The eight-point plan asks for an urgent moratorium on CSG and other unconventional gas mining, and exclusion of areas of high impacts such as agricultural land, national tourism icons, residential dwellings, important water sources, cultural heritage sites and sensitive environment areas.
The list also includes the creation of national standards and the enforcement of those, eliminate handouts to mining companies, reject current development of coal ports, mega mines, dams and gas wells in significant areas, research into emissions and ensure taxing of those and hold a royal commission to investigate the management of coal and gas resources by all Australian governments.
Ms Cerese stressed the need to lobby the federal government as state governments are ‘completely ignoring their responsibility to protect our food-producing lands, our water resources and our irreplaceable biodiversity and natural assets’.
She added that unconventional gas needed to be included in all legislation not just the recently amended Environment Protection and Biodiversity Conservation (EPBC) Act.
‘This Act does not apply to shale and tight gas, which is ridiculous considering the massive shale gas reserves make the CSG reserves look like tiny little spots on the map,’ she said.
An early visit to the Lismore Car Boot Market on Sunday saw Hildebrand’s subjects intensely questioning the Knitting Nanas Against Gas (KNAG), at one stage suggesting they were just a bunch of old greenies, which caused Anne Thomson to almost choke on her coffee.
‘I’ve never voted Greens in my life,’ she laughed.
‘I’ve always been a Nationals voter, but I’m very disappointed in them on this issue. I’m still deciding who to vote for.’
Southern Cross University (SCU) law lecturer and non-violent direct-action (NVDA) trainer Aiden Ricketts was asked to conduct a mock blockade, otherwise tagged a ‘mockade’, for their project.

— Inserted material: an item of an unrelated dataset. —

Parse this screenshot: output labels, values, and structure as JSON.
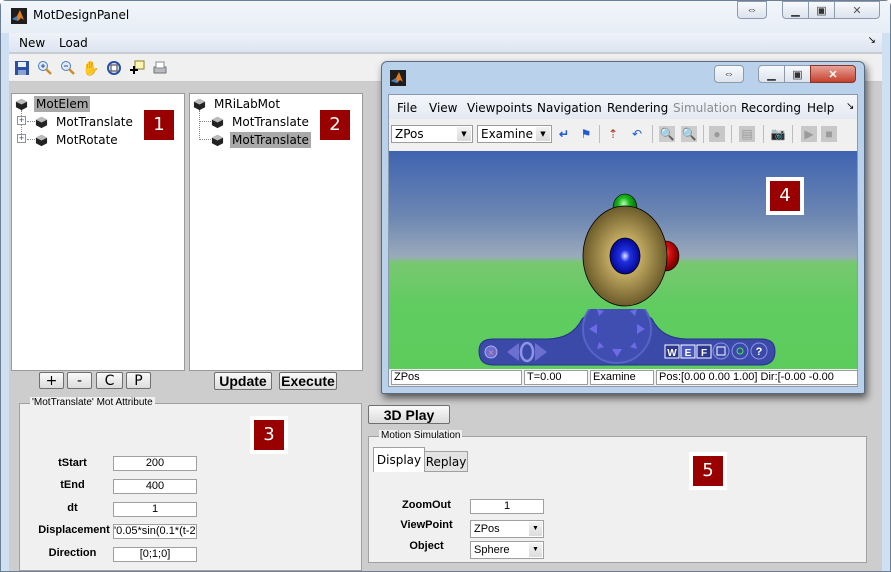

Mr Ricketts, the Knitting Nanas and other attendants gave an almost real reproduction of a typical blockade.
Two of the four subjects of the program participated in the training and experienced a lock-on; one locked onto a bull bar with a device around her neck while the other locked on underneath the car.

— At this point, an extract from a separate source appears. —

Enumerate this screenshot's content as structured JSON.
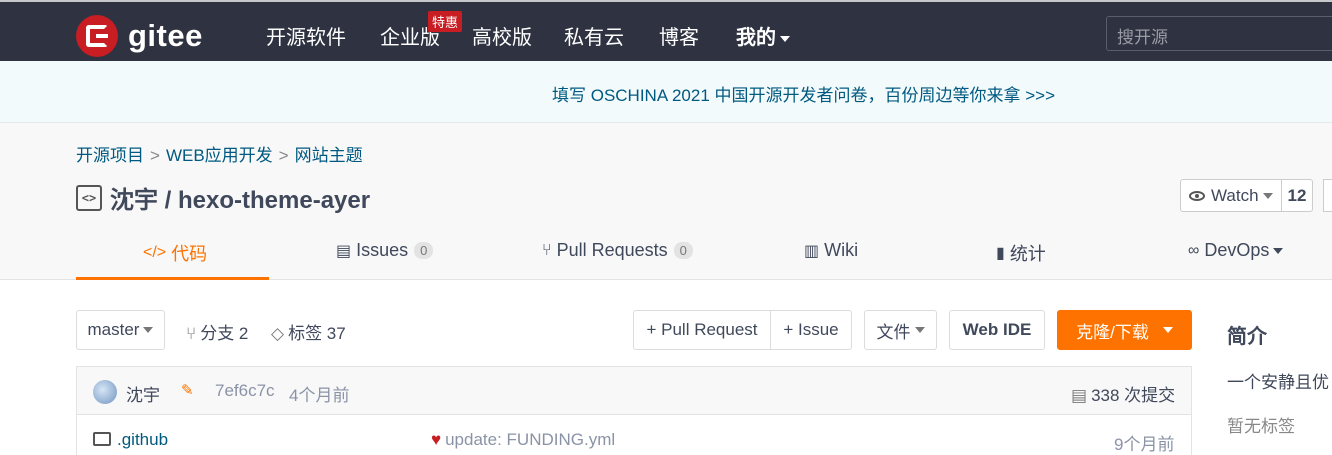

Mr Ricketts didn’t take any of Hildebrand’s comments seriously, rather seeing him as a ‘mischievous comedian’. When pressed about the possible slants taken by the program, Mr Ricketts responded ‘it’s hard to mock a mockade’.